High school all-American Neely Crenshaw was probably the best quarterback ever to play for the legendary Messina Spartans. Fifteen years have gone by since those glory days, and Neely has come home to Messina to bury Coach Eddie Rake, the man who molded the Spartans into an unbeatable football dynasty.

Now, as Coach Rake’s “boys” sit in the bleachers waiting for the dimming field lights to signal his passing, they replay the old games, relive the old glories, and try to decide once and for all whether they love Eddie Rake – or hate him. For Neely Crenshaw, a man who must finally forgive his coach – and himself – before he can get on with his life, the stakes are especially high.
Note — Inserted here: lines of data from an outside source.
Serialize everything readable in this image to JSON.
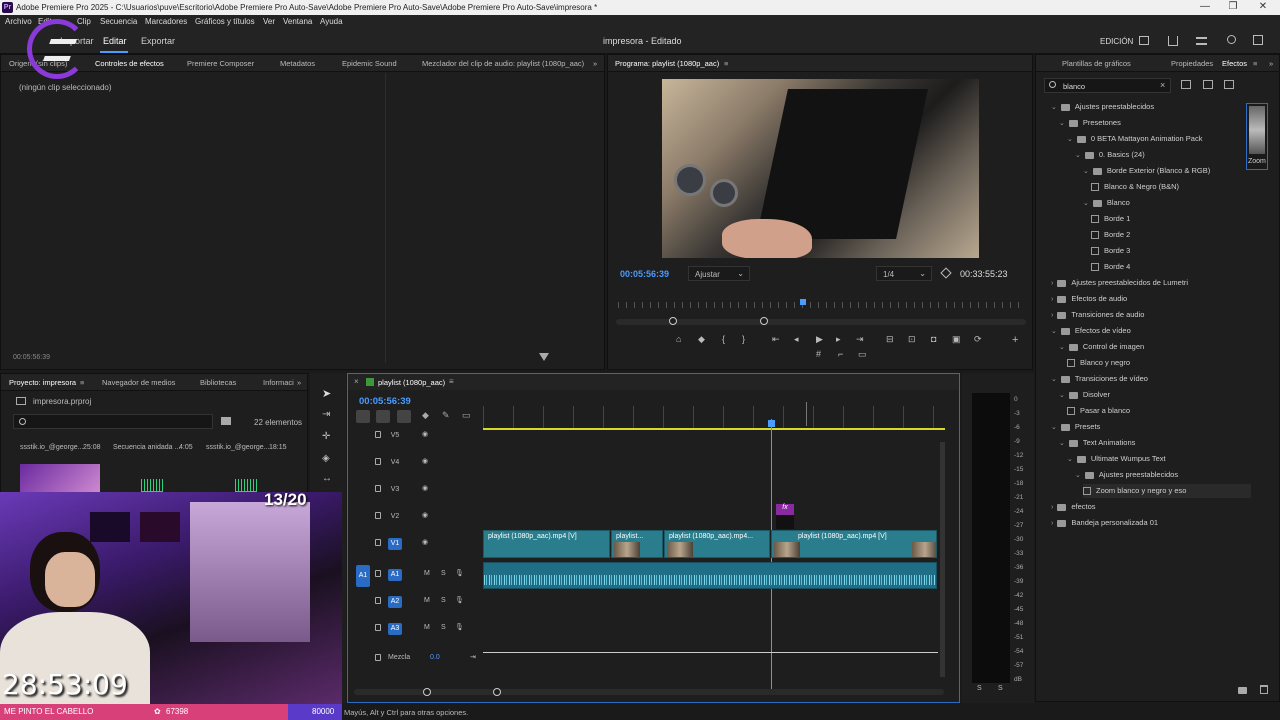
{
  "titlebar": {
    "icon": "Pr",
    "text": "Adobe Premiere Pro 2025 - C:\\Usuarios\\puve\\Escritorio\\Adobe Premiere Pro Auto-Save\\Adobe Premiere Pro Auto-Save\\Adobe Premiere Pro Auto-Save\\impresora *",
    "min": "—",
    "max": "❐",
    "close": "✕"
  },
  "menu": [
    "Archivo",
    "Editar",
    "Clip",
    "Secuencia",
    "Marcadores",
    "Gráficos y títulos",
    "Ver",
    "Ventana",
    "Ayuda"
  ],
  "header": {
    "import": "Importar",
    "edit": "Editar",
    "export": "Exportar",
    "project_title": "impresora - Editado",
    "workspace": "EDICIÓN"
  },
  "source_panel": {
    "tabs": [
      "Origen: (sin clips)",
      "Controles de efectos",
      "Premiere Composer",
      "Metadatos",
      "Epidemic Sound",
      "Mezclador del clip de audio: playlist (1080p_aac)"
    ],
    "no_clip": "(ningún clip seleccionado)",
    "timecode": "00:05:56:39"
  },
  "program": {
    "title": "Programa: playlist (1080p_aac)",
    "timecode": "00:05:56:39",
    "fit": "Ajustar",
    "resolution": "1/4",
    "duration": "00:33:55:23"
  },
  "effects_panel": {
    "tabs": [
      "Plantillas de gráficos",
      "Propiedades",
      "Efectos"
    ],
    "search_value": "blanco",
    "tree": [
      {
        "label": "Ajustes preestablecidos",
        "level": 0,
        "open": true,
        "kind": "folder"
      },
      {
        "label": "Presetones",
        "level": 1,
        "open": true,
        "kind": "folder"
      },
      {
        "label": "0 BETA Mattayon Animation Pack",
        "level": 2,
        "open": true,
        "kind": "folder"
      },
      {
        "label": "0. Basics (24)",
        "level": 3,
        "open": true,
        "kind": "folder"
      },
      {
        "label": "Borde Exterior (Blanco & RGB)",
        "level": 4,
        "open": true,
        "kind": "folder"
      },
      {
        "label": "Blanco & Negro (B&N)",
        "level": 5,
        "open": false,
        "kind": "fx"
      },
      {
        "label": "Blanco",
        "level": 4,
        "open": true,
        "kind": "folder"
      },
      {
        "label": "Borde 1",
        "level": 5,
        "open": false,
        "kind": "fx"
      },
      {
        "label": "Borde 2",
        "level": 5,
        "open": false,
        "kind": "fx"
      },
      {
        "label": "Borde 3",
        "level": 5,
        "open": false,
        "kind": "fx"
      },
      {
        "label": "Borde 4",
        "level": 5,
        "open": false,
        "kind": "fx"
      },
      {
        "label": "Ajustes preestablecidos de Lumetri",
        "level": 0,
        "open": false,
        "kind": "folder"
      },
      {
        "label": "Efectos de audio",
        "level": 0,
        "open": false,
        "kind": "folder"
      },
      {
        "label": "Transiciones de audio",
        "level": 0,
        "open": false,
        "kind": "folder"
      },
      {
        "label": "Efectos de vídeo",
        "level": 0,
        "open": true,
        "kind": "folder"
      },
      {
        "label": "Control de imagen",
        "level": 1,
        "open": true,
        "kind": "folder"
      },
      {
        "label": "Blanco y negro",
        "level": 2,
        "open": false,
        "kind": "fx"
      },
      {
        "label": "Transiciones de vídeo",
        "level": 0,
        "open": true,
        "kind": "folder"
      },
      {
        "label": "Disolver",
        "level": 1,
        "open": true,
        "kind": "folder"
      },
      {
        "label": "Pasar a blanco",
        "level": 2,
        "open": false,
        "kind": "fx"
      },
      {
        "label": "Presets",
        "level": 0,
        "open": true,
        "kind": "folder"
      },
      {
        "label": "Text Animations",
        "level": 1,
        "open": true,
        "kind": "folder"
      },
      {
        "label": "Ultimate Wumpus Text",
        "level": 2,
        "open": true,
        "kind": "folder"
      },
      {
        "label": "Ajustes preestablecidos",
        "level": 3,
        "open": true,
        "kind": "folder"
      },
      {
        "label": "Zoom blanco y negro y eso",
        "level": 4,
        "open": false,
        "kind": "fx",
        "selected": true
      },
      {
        "label": "efectos",
        "level": 0,
        "open": false,
        "kind": "folder"
      },
      {
        "label": "Bandeja personalizada 01",
        "level": 0,
        "open": false,
        "kind": "folder"
      }
    ],
    "preview_label": "Zoom"
  },
  "project_panel": {
    "tabs": [
      "Proyecto: impresora",
      "Navegador de medios",
      "Bibliotecas",
      "Informaci"
    ],
    "file": "impresora.prproj",
    "count": "22 elementos",
    "items": [
      {
        "name": "ssstik.io_@george...",
        "dur": "25:08"
      },
      {
        "name": "Secuencia anidada ...",
        "dur": "4:05"
      },
      {
        "name": "ssstik.io_@george...",
        "dur": "18:15"
      }
    ]
  },
  "timeline": {
    "tab": "playlist (1080p_aac)",
    "timecode": "00:05:56:39",
    "video_tracks": [
      "V5",
      "V4",
      "V3",
      "V2",
      "V1"
    ],
    "audio_tracks": [
      "A1",
      "A2",
      "A3"
    ],
    "src_patch": "A1",
    "mix_label": "Mezcla",
    "mix_value": "0.0",
    "clips_v1": [
      "playlist (1080p_aac).mp4 [V]",
      "playlist...",
      "playlist (1080p_aac).mp4...",
      "playlist (1080p_aac).mp4 [V]"
    ],
    "fx_badge": "fx",
    "mute": "M",
    "solo": "S"
  },
  "meter": {
    "scale": [
      "0",
      "-3",
      "-6",
      "-9",
      "-12",
      "-15",
      "-18",
      "-21",
      "-24",
      "-27",
      "-30",
      "-33",
      "-36",
      "-39",
      "-42",
      "-45",
      "-48",
      "-51",
      "-54",
      "-57",
      "dB"
    ],
    "solo_left": "S",
    "solo_right": "S"
  },
  "status": {
    "text": "Mayús, Alt y Ctrl para otras opciones."
  },
  "overlay": {
    "counter": "13/20",
    "timer": "28:53:09",
    "goal_text": "ME PINTO EL CABELLO",
    "goal_current": "67398",
    "goal_target": "80000"
  }
}
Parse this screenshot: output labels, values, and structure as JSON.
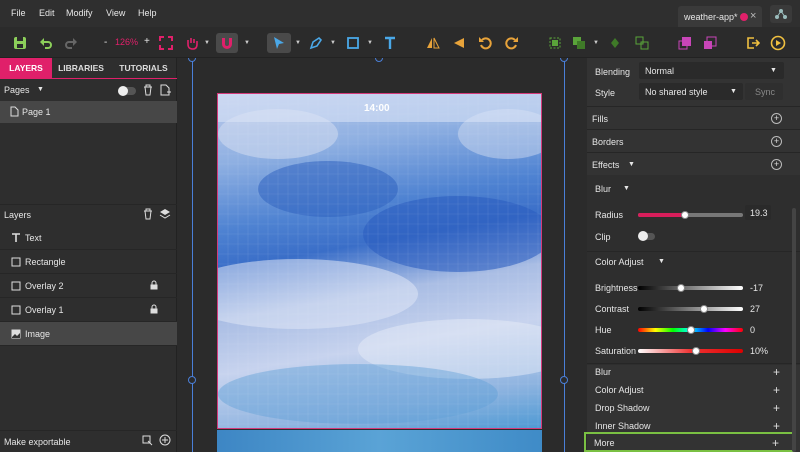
{
  "menubar": {
    "items": [
      "File",
      "Edit",
      "Modify",
      "View",
      "Help"
    ],
    "tab_title": "weather-app*",
    "tab_close": "×"
  },
  "toolbar": {
    "zoom_minus": "-",
    "zoom_value": "126%",
    "zoom_plus": "+"
  },
  "left_panel": {
    "tabs": [
      "LAYERS",
      "LIBRARIES",
      "TUTORIALS"
    ],
    "pages_label": "Pages",
    "pages": [
      "Page 1"
    ],
    "layers_label": "Layers",
    "layers": [
      {
        "name": "Text",
        "icon": "text-icon",
        "locked": false
      },
      {
        "name": "Rectangle",
        "icon": "rectangle-icon",
        "locked": false
      },
      {
        "name": "Overlay 2",
        "icon": "rectangle-icon",
        "locked": true
      },
      {
        "name": "Overlay 1",
        "icon": "rectangle-icon",
        "locked": true
      },
      {
        "name": "Image",
        "icon": "image-icon",
        "locked": false
      }
    ],
    "make_exportable": "Make exportable"
  },
  "canvas": {
    "time": "14:00"
  },
  "right_panel": {
    "blending_label": "Blending",
    "blending_value": "Normal",
    "style_label": "Style",
    "style_value": "No shared style",
    "sync_label": "Sync",
    "fills_label": "Fills",
    "borders_label": "Borders",
    "effects_label": "Effects",
    "blur_label": "Blur",
    "radius_label": "Radius",
    "radius_value": "19.3",
    "radius_level": 0.45,
    "clip_label": "Clip",
    "color_adjust_label": "Color Adjust",
    "brightness_label": "Brightness",
    "brightness_value": "-17",
    "brightness_level": 0.41,
    "contrast_label": "Contrast",
    "contrast_value": "27",
    "contrast_level": 0.63,
    "hue_label": "Hue",
    "hue_value": "0",
    "hue_level": 0.5,
    "saturation_label": "Saturation",
    "saturation_value": "10%",
    "saturation_level": 0.55,
    "add_items": [
      "Blur",
      "Color Adjust",
      "Drop Shadow",
      "Inner Shadow",
      "More"
    ]
  },
  "colors": {
    "accent": "#e0206a",
    "highlight": "#7ac043",
    "selection": "#4a7fd8"
  }
}
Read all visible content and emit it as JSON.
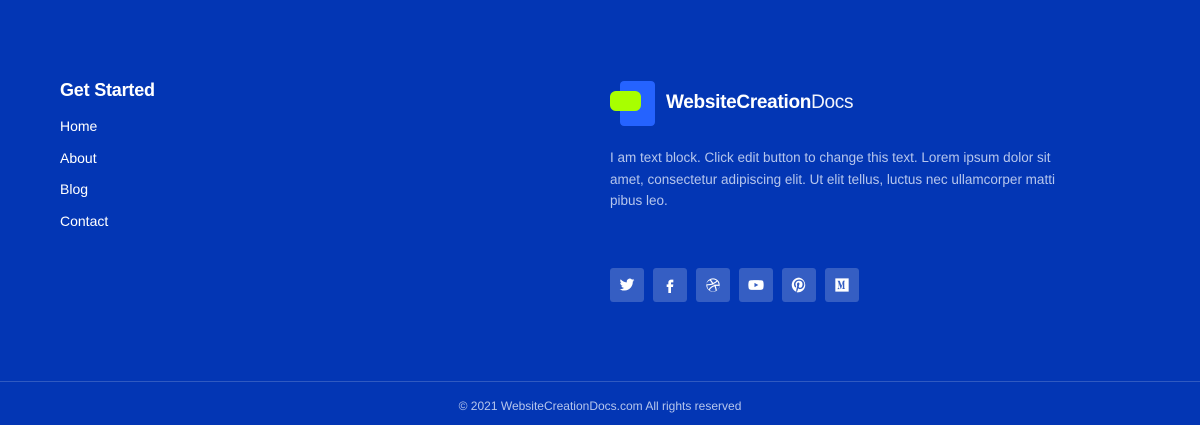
{
  "footer": {
    "menu_title": "Get Started",
    "menu_items": [
      {
        "label": "Home"
      },
      {
        "label": "About"
      },
      {
        "label": "Blog"
      },
      {
        "label": "Contact"
      }
    ],
    "brand": {
      "name_bold": "WebsiteCreation",
      "name_light": "Docs"
    },
    "description": "I am text block. Click edit button to change this text. Lorem ipsum dolor sit amet, consectetur adipiscing elit. Ut elit tellus, luctus nec ullamcorper matti pibus leo.",
    "social": [
      {
        "icon": "twitter-icon"
      },
      {
        "icon": "facebook-icon"
      },
      {
        "icon": "dribbble-icon"
      },
      {
        "icon": "youtube-icon"
      },
      {
        "icon": "pinterest-icon"
      },
      {
        "icon": "medium-icon"
      }
    ],
    "copyright": "© 2021 WebsiteCreationDocs.com All rights reserved"
  },
  "colors": {
    "background": "#0336b4",
    "logo_accent": "#a8ff00",
    "logo_primary": "#2563ff",
    "muted_text": "#b5c5ec"
  }
}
My husband likes to tease me for my VERY small town roots. He grew up in the city and just doesn’t get the almost cult-like culture that such a close knit community possesses. When there are only 100 kids in your graduating class–450-500 in the whole school–the society circle is very small. I couldn’t do anything against the rules or illegal because my mother would know I was in trouble before I did!

Sports RULE small towns. We were a basketball school–and oh how the players were gods. I used to have this whole holy trinity metaphor for the coaches and principles…it wasn’t very nice. I was a bit like Cameron in Bleachers. Basketball got in the way of my priorities, and so I hated it. (I never did learn to like basketball, either.)

In Messina, football is king. Nothing else matters but a system where the team wins, and as long as their coach keeps that up, who cares what he does, right? Right.

At first, Bleachers seems a lot like any other football movie or book, except that it comes at the end of the coach’s life, so it is all about stories and remembrance. However, the motivational speeches and happy thoughts soon turn darker as the players reveal that Messina’s most beloved citizen wasn’t so beloved after all. He may have been a powerful man, but he didn’t always use that power for goodness. He got the results that the town wanted, but at what cost?

Bleachers is a pretty short novel. I blew through it in a couple of hours–which is good, because I wouldn’t have wanted to spend any more time on it. I think I had a scowl on my face the whole time. The coaching tactics were bad enough, but then we got to the “relationship” between Neely and Cameron and…ew. It’s literally the most stereotypical “I peaked in high school” conversation ever. If I could have slapped him through the book, I would have.

Not the worst Grisham I’ve read so far. And the cover is pretty. I love these husband book reviews, don’t you? Alas, the mission to read all the books on my shelf.




Leave a Reply


Get the latest posts delivered to your mailbox: